According to Escaravage, intelligence analysts have changed their approach dramatically over the past two decades.

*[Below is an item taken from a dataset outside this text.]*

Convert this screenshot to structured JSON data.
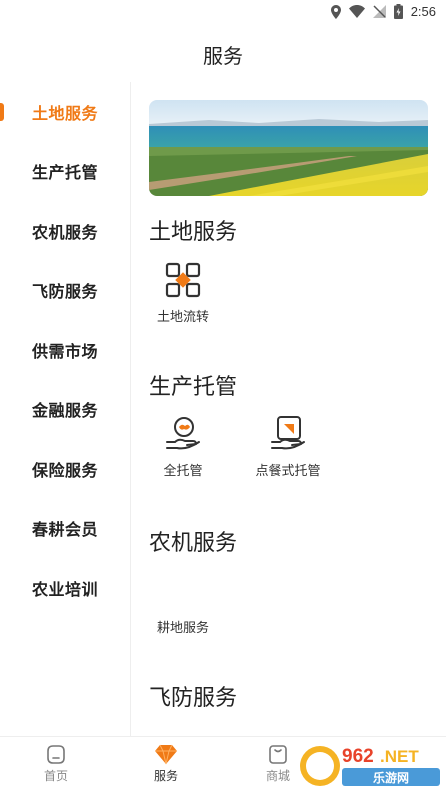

Data scientists have become a much larger part of analysis as intelligence analysts have developed the ability to actively engage with source data and collection.

“The ability to write queries and script procedures, combine data, ask questions, that’s all a minute-by-minute activity today,” he said, adding, “Twenty years ago, that wasn’t the case.”

By contrast, Vigilante sees a gross undersupply of data scientists in the healthcare industry today.

“There’s a human capital issue that will take at least a decade to address as we migrate to more advanced methods,” he said.

In the end, he believes it will be well worth the investment, however, as that will finally enable the rapid-learning healthcare system—and unleash the potential locked in the constantly growing pile of healthcare data.